Because of this implementation, template functions need a default value that is an acceptable parameter to a range function (or similar), but does not actually execute the inner loop (which would cause a panic). This is important to mention because complex templates must account for the "empty" case. For example, the following will not work:

{{ with index (service "foo") 0 }}
# ...
{{ end }}

This will raise an error like:

<index $services 0>: error calling index: index out of range: 0

That is because, during the first evaluation of the template, the service key is returning an empty slice. You can account for this in your template like so:

{{ with service "foo" }}
{{ with index . 0 }}
{{ .Node }}{{ end }}{{ end }}

This will still add the dependency to the list of watches, but will not evaluate the inner-if, avoiding the out-of-index error.

Running and Process Lifecycle

While there are multiple ways to run Consul Template, the most common pattern is to run Consul Template as a system service. When Consul Template first starts, it reads any configuration files and templates from disk and loads them into memory. From that point forward, changes to the files on disk do not propagate to running process without a reload.

The reason for this behavior is simple and aligns with other tools like haproxy. A user may want to perform pre-flight validation checks on the configuration or templates before loading them into the process. Additionally, a user may want to update configuration and templates simultaneously. Having Consul Template automatically watch and reload those files on changes is both operationally dangerous and against some of the paradigms of modern infrastructure. Instead, Consul Template listens for the SIGHUP syscall to trigger a configuration reload. If you update configuration or templates, simply send HUP to the running Consul Template process and Consul Template will reload all the configurations and templates from disk.

Debugging

Consul Template can print verbose debugging output. To set the log level for Consul Template, use the -log-level flag:

$ consul-template -log-level info ...
<timestamp> [INFO] (cli) received redis from Watcher
<timestamp> [INFO] (cli) invoking Runner
# ...

You can also specify the level as debug:

$ consul-template -log-level debug ...
<timestamp> [DEBUG] (cli) creating Runner
<timestamp> [DEBUG] (cli) creating Consul API client
<timestamp> [DEBUG] (cli) creating Watcher
<timestamp> [DEBUG] (cli) looping for data
<timestamp> [DEBUG] (watcher) starting watch
<timestamp> [DEBUG] (watcher) all pollers have started, waiting for finish
<timestamp> [DEBUG] (redis) starting poll
<timestamp> [DEBUG] (service redis) querying Consul with &{...}
<timestamp> [DEBUG] (service redis) Consul returned 2 services
<timestamp> [DEBUG] (redis) writing data to channel
<timestamp> [DEBUG] (redis) starting poll
<timestamp> [INFO] (cli) received redis from Watcher
<timestamp> [INFO] (cli) invoking Runner
<timestamp> [DEBUG] (service redis) querying Consul with &{...}
# ...

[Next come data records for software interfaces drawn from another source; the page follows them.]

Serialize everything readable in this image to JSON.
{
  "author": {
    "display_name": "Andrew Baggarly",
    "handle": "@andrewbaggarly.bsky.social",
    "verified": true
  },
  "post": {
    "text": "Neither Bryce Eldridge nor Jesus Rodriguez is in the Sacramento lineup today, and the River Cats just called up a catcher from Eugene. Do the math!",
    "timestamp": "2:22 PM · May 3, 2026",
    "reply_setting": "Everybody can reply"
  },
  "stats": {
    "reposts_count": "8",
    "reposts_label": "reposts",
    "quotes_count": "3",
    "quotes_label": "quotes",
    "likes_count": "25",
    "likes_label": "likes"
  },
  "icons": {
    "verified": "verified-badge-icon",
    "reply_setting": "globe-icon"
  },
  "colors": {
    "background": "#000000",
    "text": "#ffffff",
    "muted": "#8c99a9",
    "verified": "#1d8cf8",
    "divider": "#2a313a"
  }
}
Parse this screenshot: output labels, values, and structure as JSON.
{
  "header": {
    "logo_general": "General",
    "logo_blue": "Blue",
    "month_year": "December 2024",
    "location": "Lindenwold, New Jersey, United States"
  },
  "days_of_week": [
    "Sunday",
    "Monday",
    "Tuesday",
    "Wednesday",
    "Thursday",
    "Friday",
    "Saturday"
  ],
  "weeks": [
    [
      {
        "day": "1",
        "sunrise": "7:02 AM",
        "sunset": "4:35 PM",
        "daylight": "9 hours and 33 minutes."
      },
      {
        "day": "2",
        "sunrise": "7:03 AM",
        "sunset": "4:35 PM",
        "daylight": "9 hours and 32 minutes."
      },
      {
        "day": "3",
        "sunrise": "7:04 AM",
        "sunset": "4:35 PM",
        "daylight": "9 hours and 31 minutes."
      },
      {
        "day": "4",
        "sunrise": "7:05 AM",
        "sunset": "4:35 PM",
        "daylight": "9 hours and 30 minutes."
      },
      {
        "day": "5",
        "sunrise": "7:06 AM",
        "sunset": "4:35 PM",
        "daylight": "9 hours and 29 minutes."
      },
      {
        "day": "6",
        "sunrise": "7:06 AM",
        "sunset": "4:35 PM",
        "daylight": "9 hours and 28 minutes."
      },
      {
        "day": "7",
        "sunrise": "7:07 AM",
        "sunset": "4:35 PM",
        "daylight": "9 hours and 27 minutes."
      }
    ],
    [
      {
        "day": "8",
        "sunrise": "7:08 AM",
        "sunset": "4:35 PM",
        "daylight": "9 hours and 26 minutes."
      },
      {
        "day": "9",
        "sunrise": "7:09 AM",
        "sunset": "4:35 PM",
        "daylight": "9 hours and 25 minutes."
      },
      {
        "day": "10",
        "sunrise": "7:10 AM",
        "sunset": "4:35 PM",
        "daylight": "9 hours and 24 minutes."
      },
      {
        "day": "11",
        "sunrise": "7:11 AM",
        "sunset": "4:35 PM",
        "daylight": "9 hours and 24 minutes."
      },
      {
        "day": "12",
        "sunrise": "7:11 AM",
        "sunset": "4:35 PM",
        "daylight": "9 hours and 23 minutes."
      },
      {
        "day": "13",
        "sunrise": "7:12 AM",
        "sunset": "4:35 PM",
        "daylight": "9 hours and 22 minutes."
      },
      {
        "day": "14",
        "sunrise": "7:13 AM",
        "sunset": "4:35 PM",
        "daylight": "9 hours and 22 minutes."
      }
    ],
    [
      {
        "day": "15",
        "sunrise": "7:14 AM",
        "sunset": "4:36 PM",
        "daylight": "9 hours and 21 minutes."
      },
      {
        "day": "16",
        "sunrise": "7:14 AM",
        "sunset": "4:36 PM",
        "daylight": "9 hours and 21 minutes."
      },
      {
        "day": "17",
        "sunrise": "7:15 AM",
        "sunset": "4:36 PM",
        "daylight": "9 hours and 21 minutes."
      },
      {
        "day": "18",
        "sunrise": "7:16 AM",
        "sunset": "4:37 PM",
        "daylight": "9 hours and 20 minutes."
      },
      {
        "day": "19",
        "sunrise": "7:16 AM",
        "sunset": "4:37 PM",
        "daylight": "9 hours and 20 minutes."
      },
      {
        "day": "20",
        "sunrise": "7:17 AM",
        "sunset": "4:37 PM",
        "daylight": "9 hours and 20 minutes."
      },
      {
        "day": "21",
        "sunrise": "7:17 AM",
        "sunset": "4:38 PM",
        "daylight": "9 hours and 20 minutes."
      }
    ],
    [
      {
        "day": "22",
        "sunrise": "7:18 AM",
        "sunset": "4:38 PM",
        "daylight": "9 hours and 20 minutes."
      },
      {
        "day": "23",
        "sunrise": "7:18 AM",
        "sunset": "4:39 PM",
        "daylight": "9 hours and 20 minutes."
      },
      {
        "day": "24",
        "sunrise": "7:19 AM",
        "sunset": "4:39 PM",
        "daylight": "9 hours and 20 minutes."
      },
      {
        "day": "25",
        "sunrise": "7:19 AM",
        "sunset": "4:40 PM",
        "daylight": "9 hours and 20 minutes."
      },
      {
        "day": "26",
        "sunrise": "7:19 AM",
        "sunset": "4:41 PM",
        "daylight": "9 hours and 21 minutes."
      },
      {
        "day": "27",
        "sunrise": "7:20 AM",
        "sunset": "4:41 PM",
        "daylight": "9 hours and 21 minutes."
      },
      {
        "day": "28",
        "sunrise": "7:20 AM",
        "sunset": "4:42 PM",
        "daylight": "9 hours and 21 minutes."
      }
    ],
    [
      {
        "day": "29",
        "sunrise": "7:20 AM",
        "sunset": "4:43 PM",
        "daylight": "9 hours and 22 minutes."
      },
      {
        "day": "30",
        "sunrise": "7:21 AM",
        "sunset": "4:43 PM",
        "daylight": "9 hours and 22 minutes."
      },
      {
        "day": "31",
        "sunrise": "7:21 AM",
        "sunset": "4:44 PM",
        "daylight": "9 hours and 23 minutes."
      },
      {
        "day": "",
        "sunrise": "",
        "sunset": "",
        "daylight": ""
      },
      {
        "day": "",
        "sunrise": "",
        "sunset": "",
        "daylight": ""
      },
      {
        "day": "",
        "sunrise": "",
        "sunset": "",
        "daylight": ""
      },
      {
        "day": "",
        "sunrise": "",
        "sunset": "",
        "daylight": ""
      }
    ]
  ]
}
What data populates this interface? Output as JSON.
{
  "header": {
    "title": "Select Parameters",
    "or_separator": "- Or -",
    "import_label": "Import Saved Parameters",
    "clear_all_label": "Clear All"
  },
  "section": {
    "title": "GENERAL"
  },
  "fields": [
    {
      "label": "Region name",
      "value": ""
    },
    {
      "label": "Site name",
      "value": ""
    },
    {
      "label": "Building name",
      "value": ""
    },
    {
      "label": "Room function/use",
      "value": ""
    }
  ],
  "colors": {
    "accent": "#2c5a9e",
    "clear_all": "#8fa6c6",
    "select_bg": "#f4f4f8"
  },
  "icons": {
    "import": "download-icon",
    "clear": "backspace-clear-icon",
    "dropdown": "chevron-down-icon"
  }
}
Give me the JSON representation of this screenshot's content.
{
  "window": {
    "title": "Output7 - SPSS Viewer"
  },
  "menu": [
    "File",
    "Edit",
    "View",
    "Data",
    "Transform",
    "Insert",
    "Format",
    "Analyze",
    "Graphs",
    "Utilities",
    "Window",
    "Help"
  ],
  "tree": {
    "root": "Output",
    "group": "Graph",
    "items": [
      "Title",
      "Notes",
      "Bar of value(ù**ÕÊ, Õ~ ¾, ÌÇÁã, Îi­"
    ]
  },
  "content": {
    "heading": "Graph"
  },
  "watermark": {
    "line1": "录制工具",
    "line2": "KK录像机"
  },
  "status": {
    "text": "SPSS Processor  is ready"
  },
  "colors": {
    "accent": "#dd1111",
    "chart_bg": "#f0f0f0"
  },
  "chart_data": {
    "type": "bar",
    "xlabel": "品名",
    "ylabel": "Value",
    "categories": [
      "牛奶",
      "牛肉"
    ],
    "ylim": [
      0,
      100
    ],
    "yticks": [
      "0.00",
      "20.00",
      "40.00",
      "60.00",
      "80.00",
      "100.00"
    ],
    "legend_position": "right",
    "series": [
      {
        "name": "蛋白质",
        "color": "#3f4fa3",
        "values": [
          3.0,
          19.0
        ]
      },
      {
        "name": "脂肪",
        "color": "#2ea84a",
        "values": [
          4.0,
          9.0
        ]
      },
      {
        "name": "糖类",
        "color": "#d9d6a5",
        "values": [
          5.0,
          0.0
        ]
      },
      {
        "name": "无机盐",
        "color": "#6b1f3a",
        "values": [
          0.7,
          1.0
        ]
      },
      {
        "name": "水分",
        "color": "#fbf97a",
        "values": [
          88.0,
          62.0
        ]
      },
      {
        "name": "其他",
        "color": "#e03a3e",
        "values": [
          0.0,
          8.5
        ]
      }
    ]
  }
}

FAQ

Q: How is this different than confd?
A: The answer is simple: Service Discovery as a first class citizen. You are also encouraged to read this Pull Request on the project for more background information. We think confd is a great project, but Consul Template fills a missing gap. Additionally, Consul Template has first class integration with Vault, making it easy to incorporate secret material like database credentials or API tokens into configuration files.

Q: How is this different than Puppet/Chef/Ansible/Salt?
A: Configuration management tools are designed to be used in unison with Consul Template. Instead of rendering a stale configuration file, use your configuration management software to render a dynamic template that will be populated by Consul.

Contributing

To build and install Consul Template locally, you will need to install the Docker engine:

Clone the repository:

$ git clone https://github.com/hashicorp/consul-template.git

To compile the consul-template binary for your local machine:

$ make dev

This will compile the consul-template binary into bin/consul-template as well as your $GOPATH and run the test suite.

If you want to compile a specific binary, set XC_OS and XC_ARCH or run the following to generate all binaries:

$ make bin

If you want to run the tests, first install consul locally, then:

$ make test

Or to run a specific test in the suite:

go test ./... -run SomeTestFunction_name